As of rev.4978, Thomas Modes added to Hugin the masking feature. That is a very useful function that could save lot of time to panographer and photographer in general. Here I would like to illustarte a way to use POSITIVE masking in the latest version of Hugin. In my last vacation I went to NYC and I had the idea to shoot a photo of a same scene but with a moving object. The good occasion came in Central Park where some street artists where performing an (hilarious and kinda athletic) show. I was waiting for some free time to do some masking in Gimp and obtain a similar effect, but the introduction of the masking capability to Hugin makes the process more easy.
The photo I will use in this tutorial are here (so you could try it directly):
I also will use Hugin rev5004 compiled under Ubuntu 9.04 (Jaunty). If you would like to use this feature under Windows, Zoran Zorkic makes available a zip package of Hugin with masking feature at this link.
Let's start.! open up Hugin and a window of the file browser where the images are. Select the images in the file browser and drag'n drop them in the HuginAssistant tab.
Press the align button in the same tab and wait for your preferred control point generator to do his work.
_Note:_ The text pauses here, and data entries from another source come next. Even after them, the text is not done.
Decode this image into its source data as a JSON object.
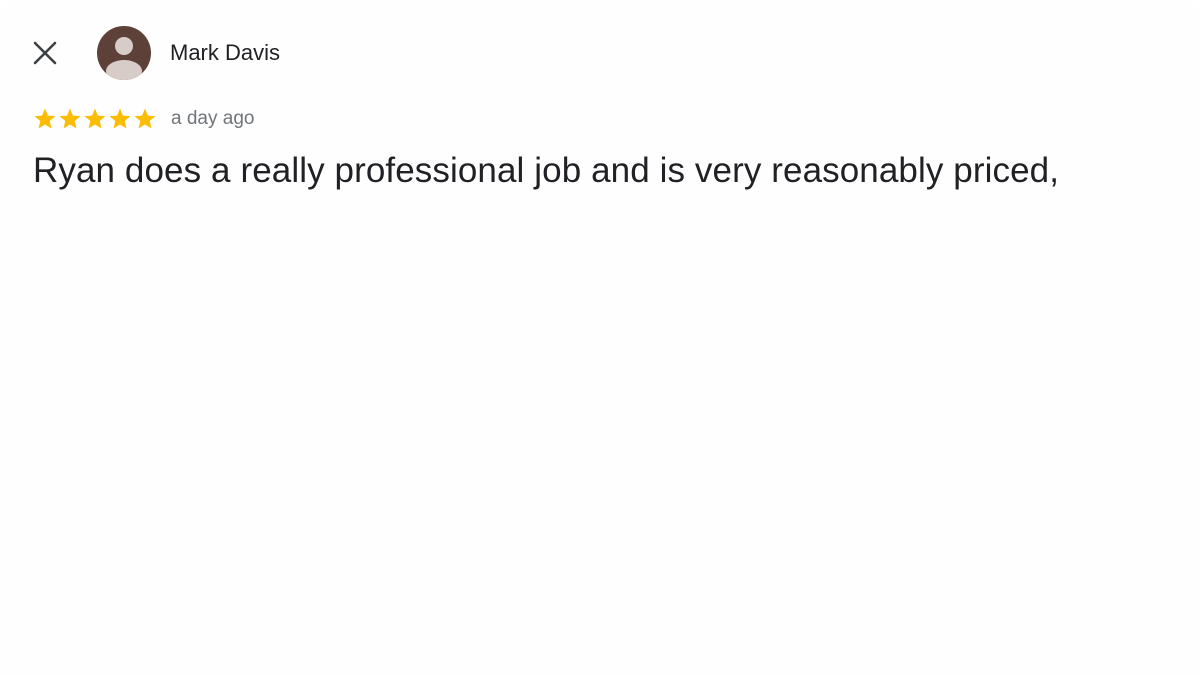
{
  "review": {
    "reviewer_name": "Mark Davis",
    "rating": 5,
    "rating_max": 5,
    "timestamp": "a day ago",
    "text": "Ryan does a really professional job and is very reasonably priced,"
  },
  "icons": {
    "close": "close-icon",
    "avatar": "person-icon",
    "star": "star-icon"
  },
  "colors": {
    "star": "#fbbc04",
    "avatar_bg": "#5d4037",
    "avatar_fg": "#d7ccc8",
    "text": "#202124",
    "muted": "#70757a"
  }
}
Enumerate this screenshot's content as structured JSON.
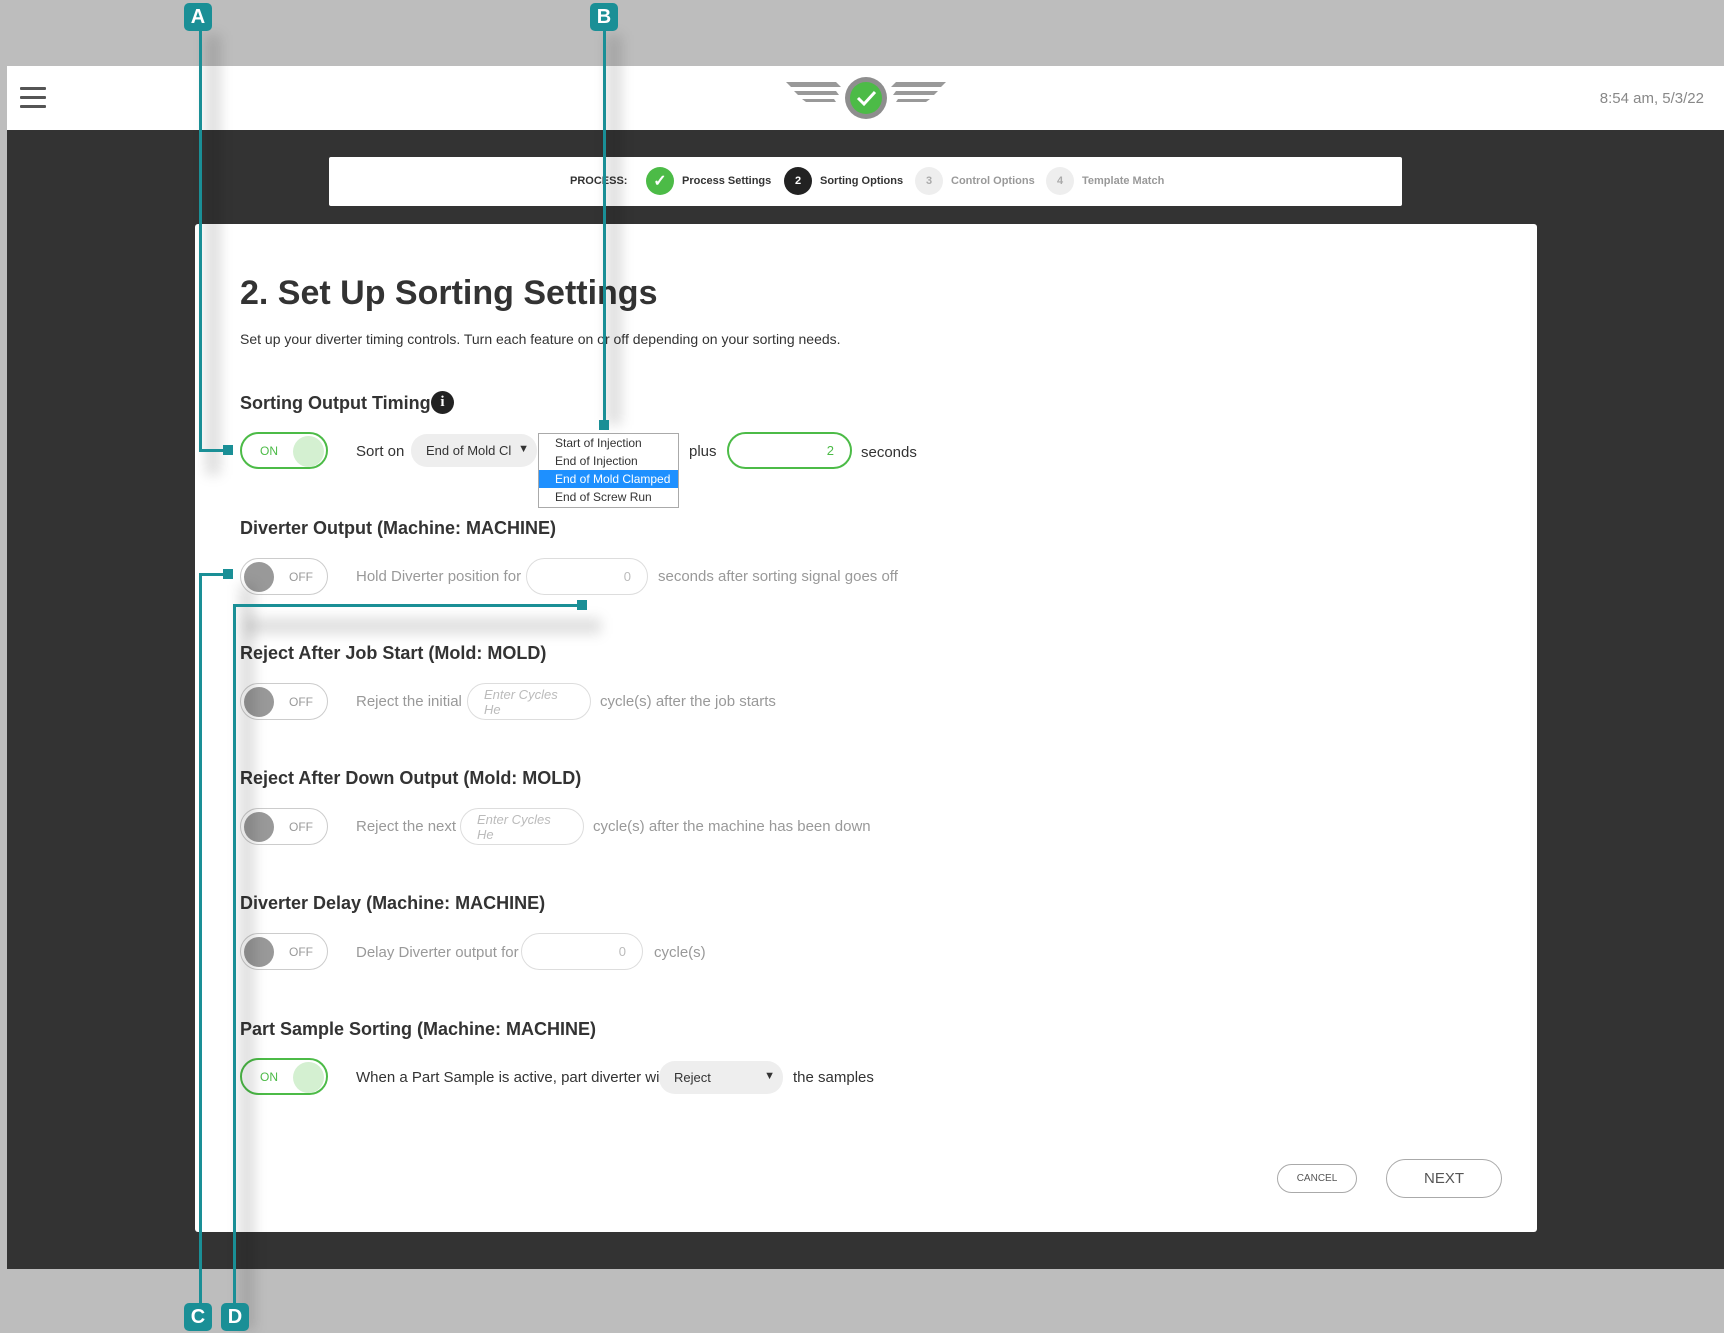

Now it's time to create some mask. So head to the mask tab in the Hugin main window and select the first photo of the list on the left. Press now the button marked as add new mask and start adding some points on the image on the right using the left mouse button.
When you have finished adding points use the right mouse button to terminate the process.
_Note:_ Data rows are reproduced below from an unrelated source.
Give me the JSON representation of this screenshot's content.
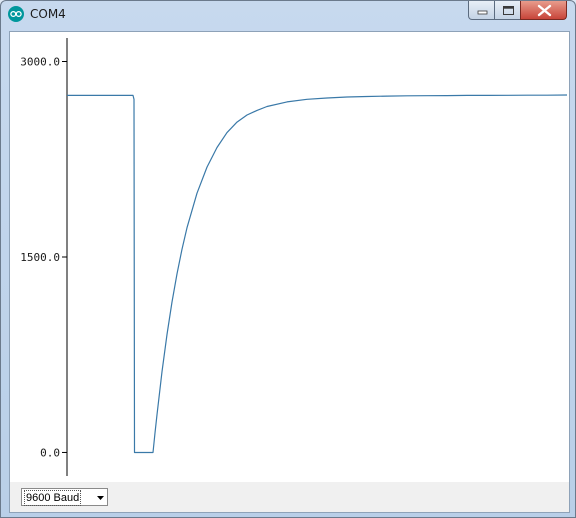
{
  "window": {
    "title": "COM4",
    "app_icon": "arduino-logo-icon",
    "caption_buttons": [
      "minimize-icon",
      "maximize-icon",
      "close-icon"
    ]
  },
  "colors": {
    "trace": "#3a79a8",
    "axis": "#000000",
    "close_button": "#c8453a"
  },
  "plotter": {
    "baud_select": {
      "selected": "9600 Baud"
    }
  },
  "chart_data": {
    "type": "line",
    "y_ticks": [
      "3000.0",
      "1500.0",
      "0.0"
    ],
    "y_tick_values": [
      3000,
      1500,
      0
    ],
    "ylim": [
      -150,
      3150
    ],
    "xlim": [
      0,
      500
    ],
    "grid": false,
    "series": [
      {
        "x": [
          0,
          66,
          67,
          67.5,
          80,
          86,
          88,
          90,
          95,
          100,
          105,
          110,
          115,
          120,
          130,
          140,
          150,
          160,
          170,
          180,
          190,
          200,
          220,
          240,
          260,
          280,
          300,
          320,
          340,
          360,
          380,
          400,
          420,
          440,
          460,
          480,
          500
        ],
        "y": [
          2740,
          2740,
          2710,
          0,
          0,
          0,
          150,
          290,
          620,
          905,
          1155,
          1370,
          1560,
          1725,
          1990,
          2190,
          2340,
          2455,
          2535,
          2590,
          2625,
          2655,
          2690,
          2710,
          2720,
          2728,
          2732,
          2735,
          2737,
          2738,
          2739,
          2740,
          2740,
          2741,
          2742,
          2742,
          2743
        ]
      }
    ]
  }
}
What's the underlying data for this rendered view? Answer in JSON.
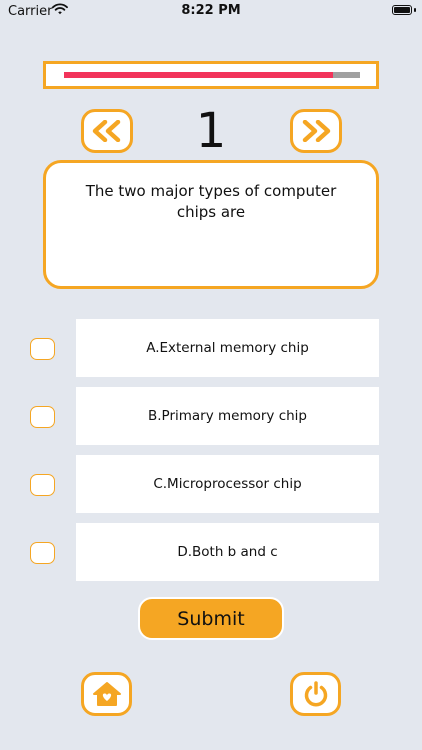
{
  "status_bar": {
    "carrier": "Carrier",
    "time": "8:22 PM",
    "wifi_icon": "wifi-icon",
    "battery_icon": "battery-icon"
  },
  "progress": {
    "fraction": 0.91,
    "fill_color": "#f2335a",
    "track_color": "#a0a0a0"
  },
  "navigation": {
    "prev_icon": "double-chevron-left-icon",
    "next_icon": "double-chevron-right-icon",
    "question_number": "1"
  },
  "question": {
    "text": "The two major types of computer chips are"
  },
  "options": [
    {
      "label": "A.External memory chip",
      "checked": false
    },
    {
      "label": "B.Primary memory chip",
      "checked": false
    },
    {
      "label": "C.Microprocessor chip",
      "checked": false
    },
    {
      "label": "D.Both b and c",
      "checked": false
    }
  ],
  "submit": {
    "label": "Submit"
  },
  "bottom_bar": {
    "home_icon": "home-heart-icon",
    "power_icon": "power-icon"
  },
  "colors": {
    "accent": "#f5a623",
    "background": "#e3e7ee",
    "card": "#ffffff"
  }
}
As you can see in the left of the mask tab in the main window of Hugin, the mask type is set to "Exclude region and if fact if you look to the preview window you will see that the guy had disappeared.
Now modify the mask type from Exclude region to Include region by using the selector just below the mask type table. You will see now the guy appear in the preview window.
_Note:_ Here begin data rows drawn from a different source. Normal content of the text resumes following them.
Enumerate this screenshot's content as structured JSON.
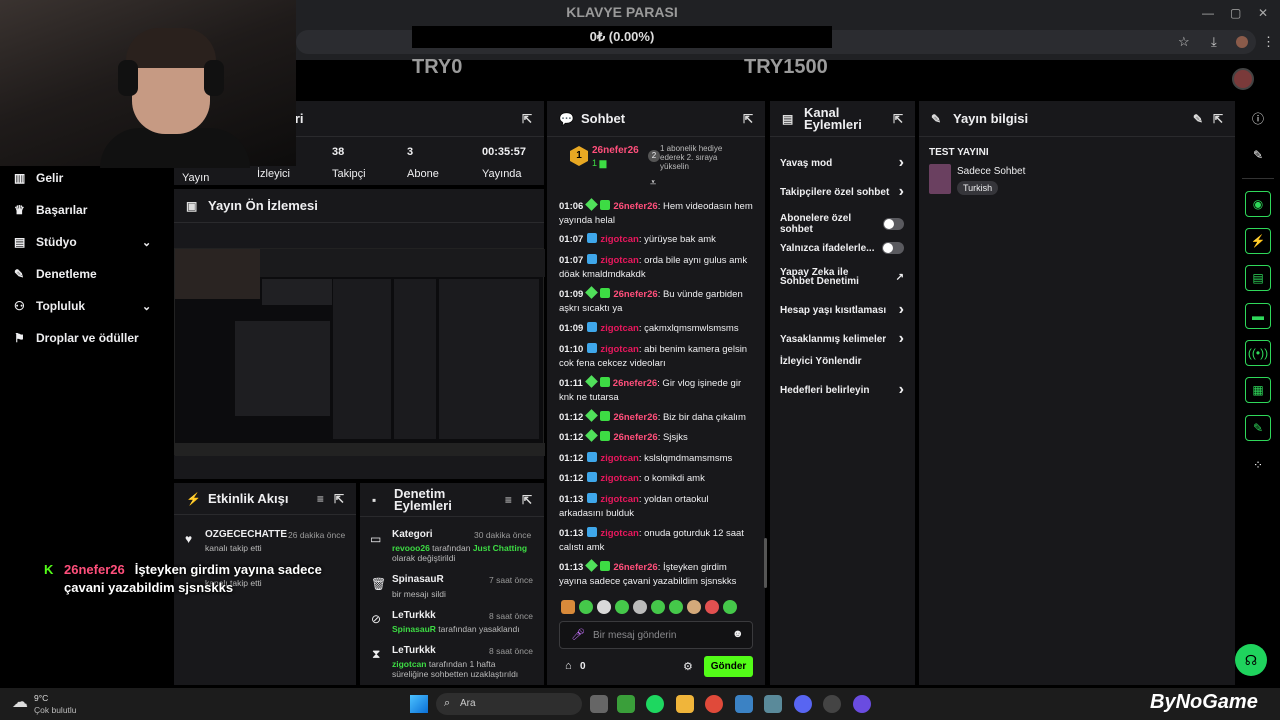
{
  "overlay": {
    "title": "KLAVYE PARASI",
    "progress": "0₺ (0.00%)",
    "progress_fraction": 0.0,
    "goal_min": "TRY0",
    "goal_max": "TRY1500"
  },
  "stats_panel": {
    "title_fragment": "leri",
    "stats": [
      {
        "value": "",
        "label": "Yayın"
      },
      {
        "value": "",
        "label": "İzleyici"
      },
      {
        "value": "38",
        "label": "Takipçi"
      },
      {
        "value": "3",
        "label": "Abone"
      },
      {
        "value": "00:35:57",
        "label": "Yayında"
      }
    ]
  },
  "nav": [
    {
      "label": "Gelir",
      "icon": "chart-icon"
    },
    {
      "label": "Başarılar",
      "icon": "trophy-icon"
    },
    {
      "label": "Stüdyo",
      "icon": "studio-icon",
      "expandable": true
    },
    {
      "label": "Denetleme",
      "icon": "wrench-icon"
    },
    {
      "label": "Topluluk",
      "icon": "people-icon",
      "expandable": true
    },
    {
      "label": "Droplar ve ödüller",
      "icon": "gift-icon"
    }
  ],
  "preview": {
    "title": "Yayın Ön İzlemesi"
  },
  "activity": {
    "title": "Etkinlik Akışı",
    "items": [
      {
        "name": "OZGECECHATTE",
        "time": "26 dakika önce",
        "desc": "kanalı takip etti"
      },
      {
        "name": "",
        "time": "",
        "desc": "kanalı takip etti"
      }
    ]
  },
  "mod": {
    "title": "Denetim Eylemleri",
    "items": [
      {
        "title": "Kategori",
        "time": "30 dakika önce",
        "user": "revooo26",
        "mid": " tarafından ",
        "target": "Just Chatting",
        "rest": "olarak değiştirildi"
      },
      {
        "title": "SpinasauR",
        "time": "7 saat önce",
        "rest": "bir mesajı sildi"
      },
      {
        "title": "LeTurkkk",
        "time": "8 saat önce",
        "user": "SpinasauR",
        "mid": " tarafından yasaklandı"
      },
      {
        "title": "LeTurkkk",
        "time": "8 saat önce",
        "user": "zigotcan",
        "mid": " tarafından 1 hafta",
        "rest": "süreliğine sohbetten uzaklaştırıldı"
      }
    ]
  },
  "chat": {
    "title": "Sohbet",
    "pinned": {
      "rank": "1",
      "user": "26nefer26",
      "count": "1",
      "sub_count": "2",
      "text": "1 abonelik hediye ederek 2. sıraya yükselin"
    },
    "messages": [
      {
        "time": "01:06",
        "user": "26nefer26",
        "text": ": Hem videodasın hem yayında helal",
        "type": 1
      },
      {
        "time": "01:07",
        "user": "zigotcan",
        "text": ": yürüyse bak amk",
        "type": 2
      },
      {
        "time": "01:07",
        "user": "zigotcan",
        "text": ": orda bile aynı gulus amk döak kmaldmdkakdk",
        "type": 2
      },
      {
        "time": "01:09",
        "user": "26nefer26",
        "text": ": Bu vünde garbiden aşkrı sıcaktı ya",
        "type": 1
      },
      {
        "time": "01:09",
        "user": "zigotcan",
        "text": ": çakmxlqmsmwlsmsms",
        "type": 2
      },
      {
        "time": "01:10",
        "user": "zigotcan",
        "text": ": abi benim kamera gelsin cok fena cekcez videoları",
        "type": 2
      },
      {
        "time": "01:11",
        "user": "26nefer26",
        "text": ": Gir vlog işinede gir knk ne tutarsa",
        "type": 1
      },
      {
        "time": "01:12",
        "user": "26nefer26",
        "text": ": Biz bir daha çıkalım",
        "type": 1
      },
      {
        "time": "01:12",
        "user": "26nefer26",
        "text": ": Sjsjks",
        "type": 1
      },
      {
        "time": "01:12",
        "user": "zigotcan",
        "text": ": kslslqmdmamsmsms",
        "type": 2
      },
      {
        "time": "01:12",
        "user": "zigotcan",
        "text": ": o komikdi amk",
        "type": 2
      },
      {
        "time": "01:13",
        "user": "zigotcan",
        "text": ": yoldan ortaokul arkadasını bulduk",
        "type": 2
      },
      {
        "time": "01:13",
        "user": "zigotcan",
        "text": ": onuda goturduk 12 saat calıstı amk",
        "type": 2
      },
      {
        "time": "01:13",
        "user": "26nefer26",
        "text": ": İşteyken girdim yayına sadece çavani yazabildim sjsnskks",
        "type": 1
      }
    ],
    "input_placeholder": "Bir mesaj gönderin",
    "points": "0",
    "send": "Gönder"
  },
  "channel_actions": {
    "title": "Kanal Eylemleri",
    "items": [
      {
        "label": "Yavaş mod",
        "ctl": "chevron"
      },
      {
        "label": "Takipçilere özel sohbet",
        "ctl": "chevron"
      },
      {
        "label": "Abonelere özel sohbet",
        "ctl": "toggle"
      },
      {
        "label": "Yalnızca ifadelerle...",
        "ctl": "toggle"
      },
      {
        "label": "Yapay Zeka ile Sohbet Denetimi",
        "ctl": "external"
      },
      {
        "label": "Hesap yaşı kısıtlaması",
        "ctl": "chevron"
      },
      {
        "label": "Yasaklanmış kelimeler",
        "ctl": "chevron"
      },
      {
        "label": "İzleyici Yönlendir",
        "ctl": "none"
      },
      {
        "label": "Hedefleri belirleyin",
        "ctl": "chevron"
      }
    ]
  },
  "stream_info": {
    "title": "Yayın bilgisi",
    "stream_title": "TEST YAYINI",
    "category": "Sadece Sohbet",
    "tag": "Turkish"
  },
  "overlay_chat": {
    "user": "26nefer26",
    "text": "İşteyken girdim yayına sadece çavani yazabildim sjsnskks"
  },
  "taskbar": {
    "temp": "9°C",
    "weather": "Çok bulutlu",
    "search": "Ara",
    "brand": "ByNoGame"
  }
}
Do the same in all the remaining images by creating a mask that identify the jumping guy and by setting it as "Include region" type
When you have finished take a look at the fast preview window:
Now select the crop tab in the fast preview window and click on the Autocrop button: Hugin will take care of cutting the relevant area of the photo and excluding the black and empty areas
Now go back to the Hugin main window and select the stitcher tab; click on Calculate optimal size (in this way you will get as output the maximum resolution possible for the photo) and finally click on Stitch now!. Select a path to save the output and after Hugin has finished the calculation open a file browser and check the result.
Next is the final image I got using this method:
Thanks to Thomas Modes for this great addition to Hugin! ...and thanks to the guys that did the exhibition in Central Park for being so entertaining!
Thanks a TON for this little tutorial. It's great for masking out the little section of panorama head that's visible in the images, and the legs for the nadir shot.
I just spent an hour trying to figure out how to mask the images without having to run enblend manually, because of the aforementioned issues. Finally I found this tutorial, so I upgraded to the latest Hugin straight away, and BAM.